Ramanujan surprises again

This was another pleasant surprise kids. Did I tell you that I went looking for his house in chennai last year? And found it? It was just a normal house. Perhaps I was reading too much into it. Or was hoping to see some plaques or something but nothing. Maybe that's the right metaphor. India has these brilliant people but they aren't recognised at all. The man was brilliant and his work is still being recognised in amazing ways. That's one of my regrets. That I'm not able to spend more time doing mathematics. So much to learn and so little time. It's so much fun doing maths. Specially when you're trying to derive things. Pure mathematics was beyond me though. This was more applied maths that I liked. I couldn't get my head around the pure abstract thinking that pure mathematics requires. But I'm happy both of you like mathematics. It's fun and games. 

Anyway read and admire kids :) 

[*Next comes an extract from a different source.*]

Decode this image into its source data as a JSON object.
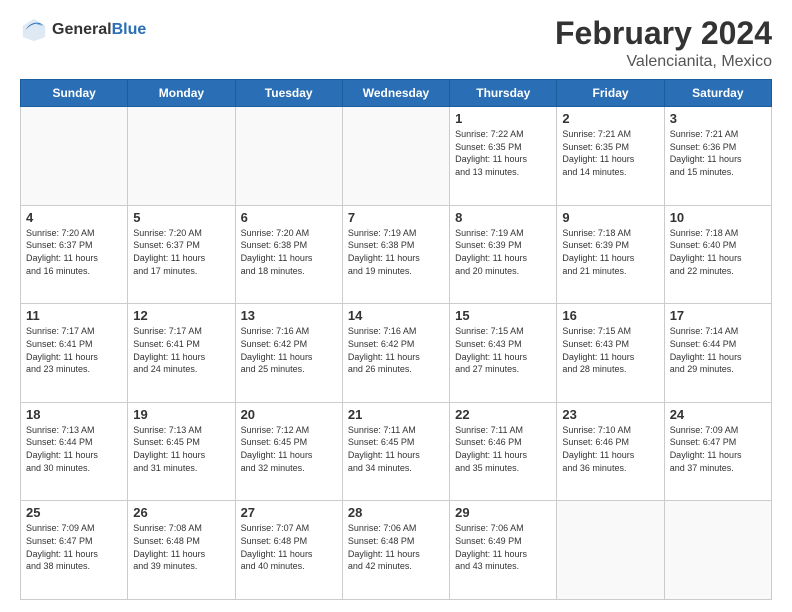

Ramanujan surprises again | plus.maths.org
(via Instapaper)

Ramanujan's manuscript
Ramanujan's manuscript. The representations of 1729 as the sum of two cubes appear in the bottom right corner. The equation expressing the near counter examples to Fermat's last theorem appears further up: α3 + β3 = γ3 + (-1)n. Image courtesy Trinity College library. Click here to see a larger image.

A box of manuscripts and three notebooks. That's all that's left of the work of Srinivasa Ramanujan, an Indian mathematician who lived his remarkable but short life around the beginning of the twentieth century. Yet, that small stash of mathematical legacy still yields surprises. Two mathematicians of Emory University, Ken Ono and Sarah Trebat-Leder, have recently made a fascinating discovery within its yellowed pages. It shows that Ramanujan was further ahead of his time than anyone had expected, and provides a beautiful link between several milestones in the history of mathematics. And it all goes back to the innocuous-looking number 1729.

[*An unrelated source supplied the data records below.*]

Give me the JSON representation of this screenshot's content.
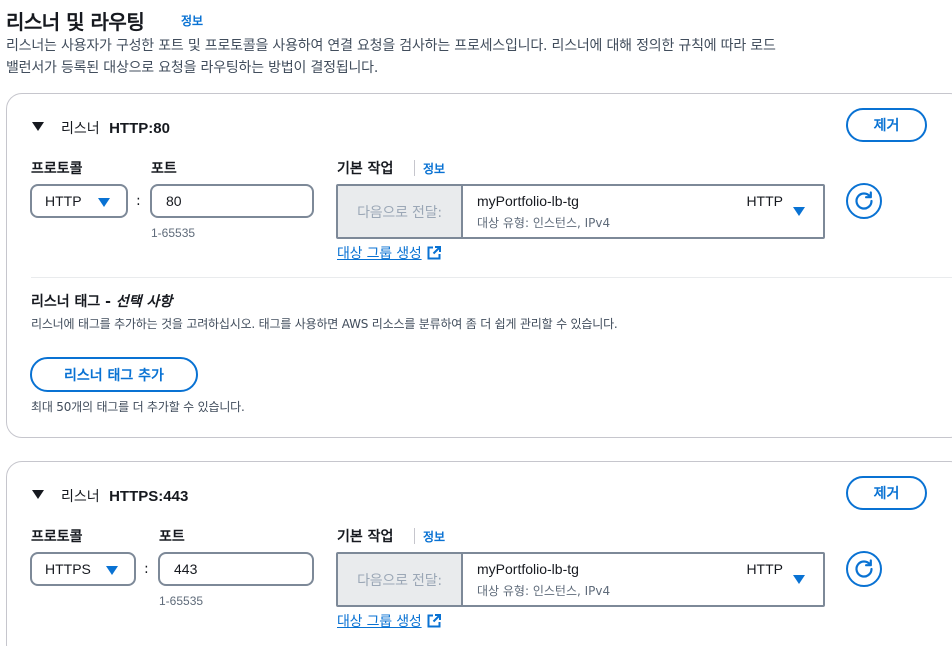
{
  "header": {
    "title": "리스너 및 라우팅",
    "info": "정보",
    "description_line1": "리스너는 사용자가 구성한 포트 및 프로토콜을 사용하여 연결 요청을 검사하는 프로세스입니다. 리스너에 대해 정의한 규칙에 따라 로드",
    "description_line2": "밸런서가 등록된 대상으로 요청을 라우팅하는 방법이 결정됩니다."
  },
  "listeners": [
    {
      "title_prefix": "리스너",
      "title_value": "HTTP:80",
      "remove_label": "제거",
      "protocol_label": "프로토콜",
      "protocol_value": "HTTP",
      "port_label": "포트",
      "port_value": "80",
      "port_range": "1-65535",
      "separator": ":",
      "default_action_label": "기본 작업",
      "default_action_info": "정보",
      "forward_prefix": "다음으로 전달:",
      "target_group_name": "myPortfolio-lb-tg",
      "target_group_protocol": "HTTP",
      "target_group_type": "대상 유형: 인스턴스, IPv4",
      "create_target_group": "대상 그룹 생성",
      "tags": {
        "title": "리스너 태그 - ",
        "title_optional": "선택 사항",
        "description": "리스너에 태그를 추가하는 것을 고려하십시오. 태그를 사용하면 AWS 리소스를 분류하여 좀 더 쉽게 관리할 수 있습니다.",
        "add_button": "리스너 태그 추가",
        "limit_text": "최대 50개의 태그를 더 추가할 수 있습니다."
      }
    },
    {
      "title_prefix": "리스너",
      "title_value": "HTTPS:443",
      "remove_label": "제거",
      "protocol_label": "프로토콜",
      "protocol_value": "HTTPS",
      "port_label": "포트",
      "port_value": "443",
      "port_range": "1-65535",
      "separator": ":",
      "default_action_label": "기본 작업",
      "default_action_info": "정보",
      "forward_prefix": "다음으로 전달:",
      "target_group_name": "myPortfolio-lb-tg",
      "target_group_protocol": "HTTP",
      "target_group_type": "대상 유형: 인스턴스, IPv4",
      "create_target_group": "대상 그룹 생성"
    }
  ],
  "colors": {
    "link": "#0972d3",
    "border": "#7d8998",
    "disabled_bg": "#e9ebed"
  }
}
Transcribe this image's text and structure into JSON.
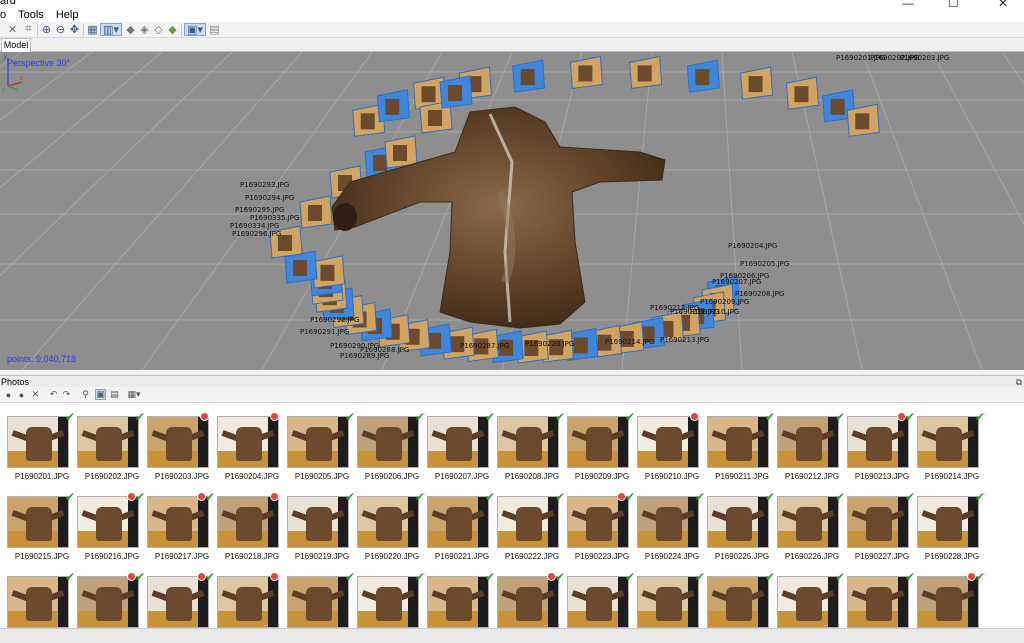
{
  "app": {
    "title_fragment": "ard"
  },
  "menu": [
    "o",
    "Tools",
    "Help"
  ],
  "window_buttons": {
    "minimize": "—",
    "maximize": "☐",
    "close": "✕"
  },
  "tabs": [
    {
      "label": "Model"
    }
  ],
  "viewport": {
    "projection_label": "Perspective 30°",
    "points_label": "points: 9,040,718",
    "camera_labels": [
      "P1690201.JPG",
      "P1690202.JPG",
      "P1690203.JPG",
      "P1690204.JPG",
      "P1690205.JPG",
      "P1690206.JPG",
      "P1690207.JPG",
      "P1690208.JPG",
      "P1690209.JPG",
      "P1690210.JPG",
      "P1690211.JPG",
      "P1690212.JPG",
      "P1690213.JPG",
      "P1690214.JPG",
      "P1690220.JPG",
      "P1690287.JPG",
      "P1690288.JPG",
      "P1690289.JPG",
      "P1690290.JPG",
      "P1690291.JPG",
      "P1690292.JPG",
      "P1690293.JPG",
      "P1690294.JPG",
      "P1690295.JPG",
      "P1690296.JPG",
      "P1690334.JPG",
      "P1690335.JPG"
    ]
  },
  "photos_pane": {
    "title": "Photos",
    "dock_icon": "restore-icon",
    "photos": [
      {
        "name": "P1690201.JPG",
        "status": "aligned"
      },
      {
        "name": "P1690202.JPG",
        "status": "aligned"
      },
      {
        "name": "P1690203.JPG",
        "status": "disabled"
      },
      {
        "name": "P1690204.JPG",
        "status": "disabled"
      },
      {
        "name": "P1690205.JPG",
        "status": "aligned"
      },
      {
        "name": "P1690206.JPG",
        "status": "aligned"
      },
      {
        "name": "P1690207.JPG",
        "status": "aligned"
      },
      {
        "name": "P1690208.JPG",
        "status": "aligned"
      },
      {
        "name": "P1690209.JPG",
        "status": "aligned"
      },
      {
        "name": "P1690210.JPG",
        "status": "disabled"
      },
      {
        "name": "P1690211.JPG",
        "status": "aligned"
      },
      {
        "name": "P1690212.JPG",
        "status": "aligned"
      },
      {
        "name": "P1690213.JPG",
        "status": "disabled-aligned"
      },
      {
        "name": "P1690214.JPG",
        "status": "aligned"
      },
      {
        "name": "P1690215.JPG",
        "status": "aligned"
      },
      {
        "name": "P1690216.JPG",
        "status": "disabled-aligned"
      },
      {
        "name": "P1690217.JPG",
        "status": "disabled-aligned"
      },
      {
        "name": "P1690218.JPG",
        "status": "disabled"
      },
      {
        "name": "P1690219.JPG",
        "status": "aligned"
      },
      {
        "name": "P1690220.JPG",
        "status": "aligned"
      },
      {
        "name": "P1690221.JPG",
        "status": "aligned"
      },
      {
        "name": "P1690222.JPG",
        "status": "aligned"
      },
      {
        "name": "P1690223.JPG",
        "status": "disabled-aligned"
      },
      {
        "name": "P1690224.JPG",
        "status": "aligned"
      },
      {
        "name": "P1690225.JPG",
        "status": "aligned"
      },
      {
        "name": "P1690226.JPG",
        "status": "aligned"
      },
      {
        "name": "P1690227.JPG",
        "status": "aligned"
      },
      {
        "name": "P1690228.JPG",
        "status": "aligned"
      },
      {
        "name": "",
        "status": "aligned"
      },
      {
        "name": "",
        "status": "disabled-aligned"
      },
      {
        "name": "",
        "status": "disabled-aligned"
      },
      {
        "name": "",
        "status": "disabled"
      },
      {
        "name": "",
        "status": "aligned"
      },
      {
        "name": "",
        "status": "aligned"
      },
      {
        "name": "",
        "status": "aligned"
      },
      {
        "name": "",
        "status": "disabled-aligned"
      },
      {
        "name": "",
        "status": "aligned"
      },
      {
        "name": "",
        "status": "aligned"
      },
      {
        "name": "",
        "status": "aligned"
      },
      {
        "name": "",
        "status": "aligned"
      },
      {
        "name": "",
        "status": "aligned"
      },
      {
        "name": "",
        "status": "disabled-aligned"
      }
    ]
  },
  "colors": {
    "viewport_bg": "#8e8e8e",
    "camera_plane": "#4a90e2",
    "coat": "#6b4a2e",
    "ok": "#2aa12a",
    "disabled": "#e0473f"
  }
}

Ramanujan's story is as inspiring as it is tragic. Born in 1887 in a small village around 400 km from Madras (now Chennai), Ramanujan developed a passion for mathematics at a young age, but had to pursue it mostly alone and in poverty. Until, in 1913, he decided to write a letter to the famous Cambridge number theorist G.H. Hardy

No comments: